══ Dataset excerpts ══

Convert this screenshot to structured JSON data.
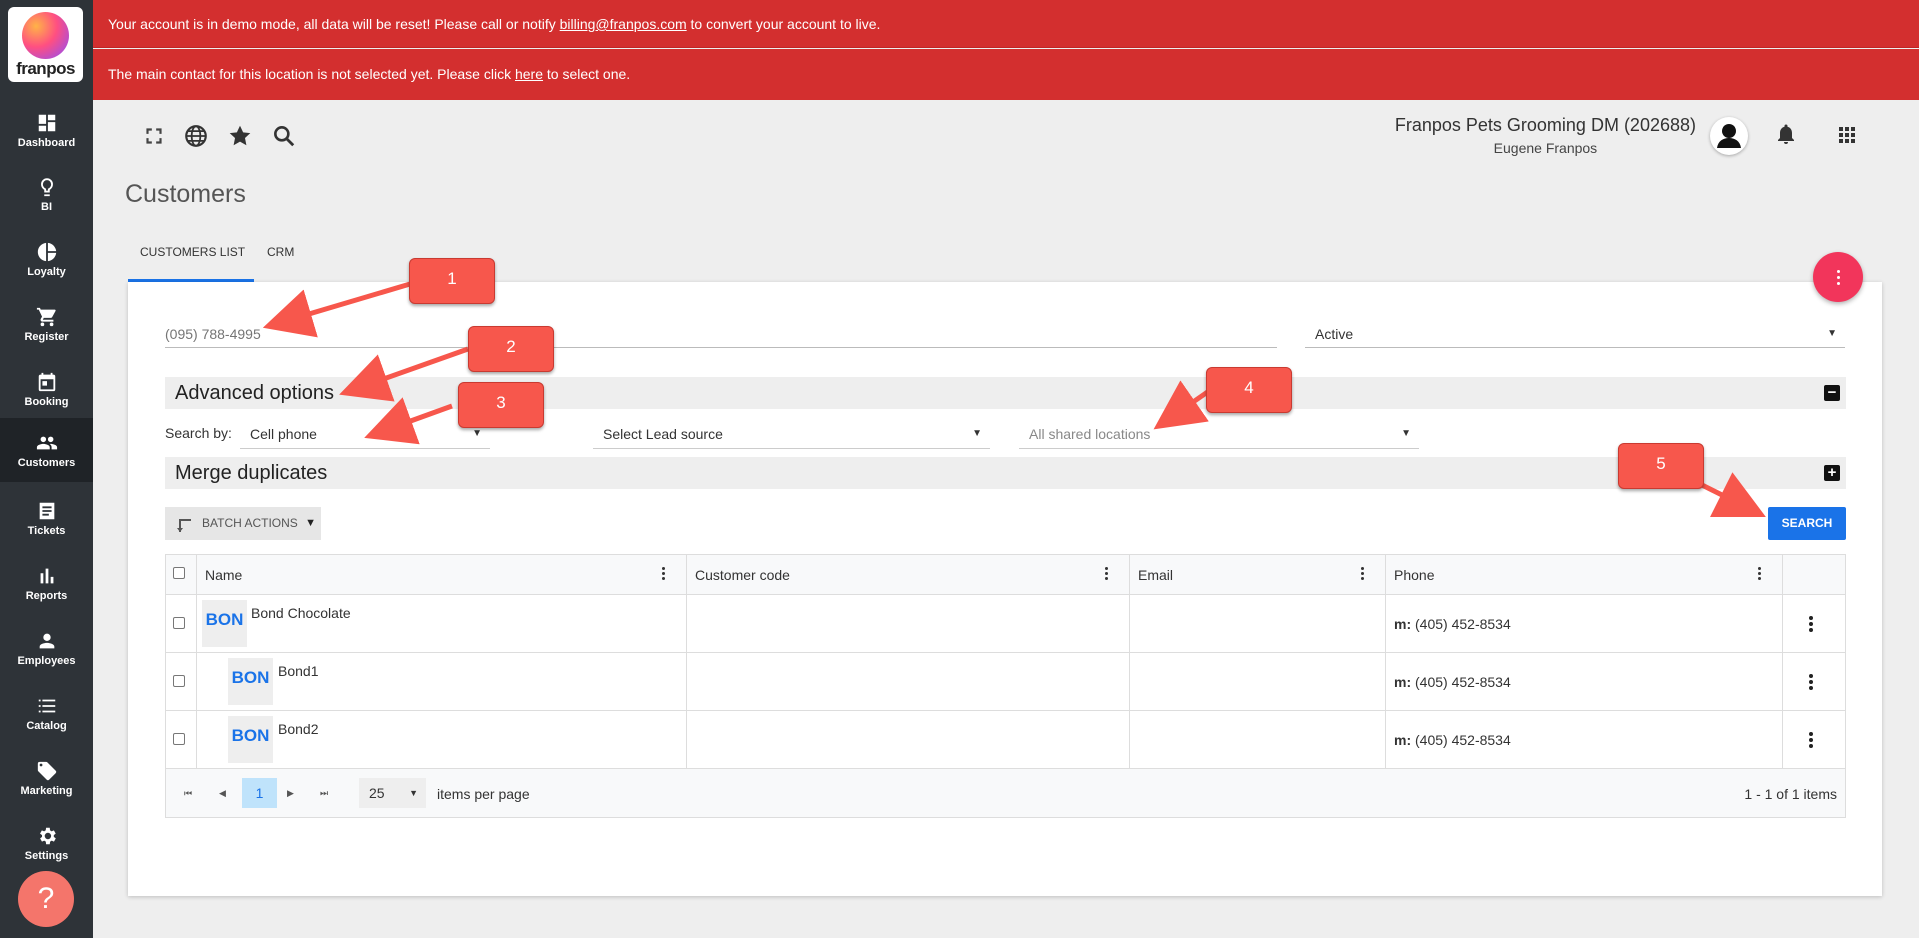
{
  "banners": {
    "demo_pre": "Your account is in demo mode, all data will be reset! Please call or notify ",
    "demo_email": "billing@franpos.com",
    "demo_post": " to convert your account to live.",
    "contact_pre": "The main contact for this location is not selected yet. Please click ",
    "contact_link": "here",
    "contact_post": " to select one."
  },
  "logo": {
    "text": "franpos"
  },
  "sidebar": {
    "items": [
      {
        "label": "Dashboard",
        "icon": "dashboard-icon"
      },
      {
        "label": "BI",
        "icon": "lightbulb-icon"
      },
      {
        "label": "Loyalty",
        "icon": "pie-chart-icon"
      },
      {
        "label": "Register",
        "icon": "cart-icon"
      },
      {
        "label": "Booking",
        "icon": "calendar-icon"
      },
      {
        "label": "Customers",
        "icon": "people-icon"
      },
      {
        "label": "Tickets",
        "icon": "receipt-icon"
      },
      {
        "label": "Reports",
        "icon": "bar-chart-icon"
      },
      {
        "label": "Employees",
        "icon": "person-icon"
      },
      {
        "label": "Catalog",
        "icon": "list-icon"
      },
      {
        "label": "Marketing",
        "icon": "tag-icon"
      },
      {
        "label": "Settings",
        "icon": "gear-icon"
      }
    ],
    "active": "Customers",
    "help": "?"
  },
  "header": {
    "company": "Franpos Pets Grooming DM (202688)",
    "user": "Eugene Franpos"
  },
  "page": {
    "title": "Customers"
  },
  "tabs": [
    {
      "label": "CUSTOMERS LIST",
      "active": true
    },
    {
      "label": "CRM",
      "active": false
    }
  ],
  "filters": {
    "search_placeholder": "(095) 788-4995",
    "status": "Active",
    "advanced_title": "Advanced options",
    "search_by_label": "Search by:",
    "search_by_value": "Cell phone",
    "lead_source": "Select Lead source",
    "locations": "All shared locations",
    "merge_title": "Merge duplicates"
  },
  "actions": {
    "batch": "BATCH ACTIONS",
    "search": "SEARCH"
  },
  "table": {
    "columns": [
      "Name",
      "Customer code",
      "Email",
      "Phone"
    ],
    "rows": [
      {
        "badge": "BON",
        "name": "Bond Chocolate",
        "code": "",
        "email": "",
        "phone_prefix": "m:",
        "phone": "(405) 452-8534"
      },
      {
        "badge": "BON",
        "name": "Bond1",
        "code": "",
        "email": "",
        "phone_prefix": "m:",
        "phone": "(405) 452-8534"
      },
      {
        "badge": "BON",
        "name": "Bond2",
        "code": "",
        "email": "",
        "phone_prefix": "m:",
        "phone": "(405) 452-8534"
      }
    ]
  },
  "pagination": {
    "current_page": "1",
    "per_page": "25",
    "per_page_label": "items per page",
    "summary": "1 - 1 of 1 items"
  },
  "callouts": [
    "1",
    "2",
    "3",
    "4",
    "5"
  ],
  "colors": {
    "banner": "#d32f2f",
    "sidebar": "#2e3338",
    "accent": "#1a73e8",
    "fab": "#f2355b",
    "callout": "#f7574c"
  }
}
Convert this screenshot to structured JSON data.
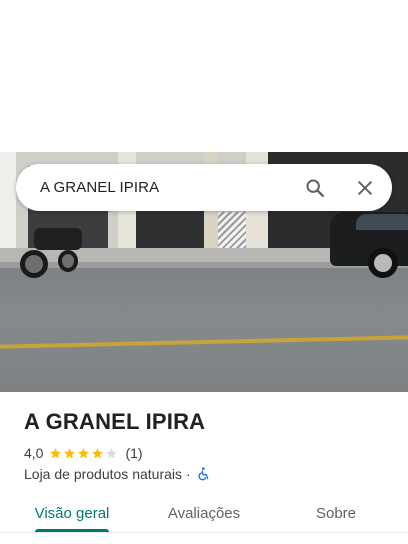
{
  "search": {
    "query": "A GRANEL IPIRA",
    "search_icon": "search-icon",
    "close_icon": "close-icon"
  },
  "place": {
    "name": "A GRANEL IPIRA",
    "rating": "4,0",
    "rating_value": 4,
    "rating_max": 5,
    "review_count": "(1)",
    "category": "Loja de produtos naturais",
    "separator": "·",
    "accessibility_icon": "wheelchair-accessible-icon"
  },
  "tabs": [
    {
      "label": "Visão geral",
      "active": true
    },
    {
      "label": "Avaliações",
      "active": false
    },
    {
      "label": "Sobre",
      "active": false
    }
  ],
  "colors": {
    "accent": "#01796f",
    "star_filled": "#fbbc04",
    "star_empty": "#dadce0",
    "accessibility": "#1a73e8"
  }
}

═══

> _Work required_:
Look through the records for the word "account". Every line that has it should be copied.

> _Response to this exercise_:
    "demo_pre": "Your account is in demo mode, all data will be reset! Please call or notify ",
    "demo_post": " to convert your account to live.",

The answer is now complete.